AT&T will "phase out outdated services like DSL and new orders for the service will no longer be supported after October 1." Thanks to Rob Pegoraro for including me in his story. AT&T will continue offering the DSL from their field terminals, calling it fiber to the node. It's the central office connections that are being closed, most under 6 Mbps.
DSL is now often delivering a gigabit with G.fast. Adtran is actually seeing an uptick in G.fast in Germany, served from fiber to the basement. G.mgfast is still moving in standards, for 3 and 6 Gbps. But the faster DSL requires a terminal in the field, normally backhauled by fiber. That cost money the telcos didn't feel like spending.
Verizon and AT&T, around 2011, “basically gave up on fighting cable over a third of its territory,” I told Rob. Both decided they ultimately saved money with a single, wireless network. They continued to milk the territories for whatever they could get, and hemorrhaged subscribers to cable. Bruce Kushnick discovered that both companies are now down to under 700,000 pure DSL customers, losing more every quarter.
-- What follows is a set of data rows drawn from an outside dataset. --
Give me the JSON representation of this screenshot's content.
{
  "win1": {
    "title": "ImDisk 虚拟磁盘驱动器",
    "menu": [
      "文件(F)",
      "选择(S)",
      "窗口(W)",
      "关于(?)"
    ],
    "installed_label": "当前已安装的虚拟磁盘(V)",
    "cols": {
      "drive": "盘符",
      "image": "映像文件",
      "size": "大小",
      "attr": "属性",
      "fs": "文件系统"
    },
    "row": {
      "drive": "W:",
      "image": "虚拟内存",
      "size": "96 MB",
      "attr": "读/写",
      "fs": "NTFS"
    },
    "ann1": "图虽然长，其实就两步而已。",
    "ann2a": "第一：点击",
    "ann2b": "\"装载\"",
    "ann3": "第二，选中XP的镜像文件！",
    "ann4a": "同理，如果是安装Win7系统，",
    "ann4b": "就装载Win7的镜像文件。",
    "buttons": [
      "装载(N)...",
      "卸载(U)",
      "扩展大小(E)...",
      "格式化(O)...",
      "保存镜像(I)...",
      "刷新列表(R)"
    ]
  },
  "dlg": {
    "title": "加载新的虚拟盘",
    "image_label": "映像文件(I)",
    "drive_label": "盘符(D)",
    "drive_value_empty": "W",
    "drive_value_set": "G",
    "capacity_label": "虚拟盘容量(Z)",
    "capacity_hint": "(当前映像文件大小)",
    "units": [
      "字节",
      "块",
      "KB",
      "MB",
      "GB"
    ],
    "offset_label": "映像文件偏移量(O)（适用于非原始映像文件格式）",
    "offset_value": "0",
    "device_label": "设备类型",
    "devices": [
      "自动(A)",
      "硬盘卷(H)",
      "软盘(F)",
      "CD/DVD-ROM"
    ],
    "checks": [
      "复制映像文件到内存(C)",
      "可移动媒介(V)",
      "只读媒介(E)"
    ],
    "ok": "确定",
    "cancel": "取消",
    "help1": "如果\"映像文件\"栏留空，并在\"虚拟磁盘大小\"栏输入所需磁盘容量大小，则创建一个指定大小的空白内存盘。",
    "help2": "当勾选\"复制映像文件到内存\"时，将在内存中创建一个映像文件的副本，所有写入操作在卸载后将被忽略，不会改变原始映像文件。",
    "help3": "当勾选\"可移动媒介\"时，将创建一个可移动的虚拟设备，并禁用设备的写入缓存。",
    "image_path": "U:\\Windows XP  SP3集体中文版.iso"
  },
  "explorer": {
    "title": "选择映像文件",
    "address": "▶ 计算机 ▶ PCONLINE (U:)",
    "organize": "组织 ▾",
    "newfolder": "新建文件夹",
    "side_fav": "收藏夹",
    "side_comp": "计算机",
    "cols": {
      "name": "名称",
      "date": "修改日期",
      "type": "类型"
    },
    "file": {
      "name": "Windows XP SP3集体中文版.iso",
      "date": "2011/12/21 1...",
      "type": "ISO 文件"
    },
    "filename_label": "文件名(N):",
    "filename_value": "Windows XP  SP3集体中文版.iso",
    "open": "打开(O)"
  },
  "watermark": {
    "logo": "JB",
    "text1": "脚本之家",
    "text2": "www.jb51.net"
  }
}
I estimated that DSL remains the only landline choice for 3 to 6% of the U.S. LTE is now routinely 50-125 Mbps. Elon Musk is launching hundreds of low orbit satellites with DSL like latencies. There's little need for slow DSL.
Cable is the best choice for the 2/3rds of the US where the telcos haven't built fiber home.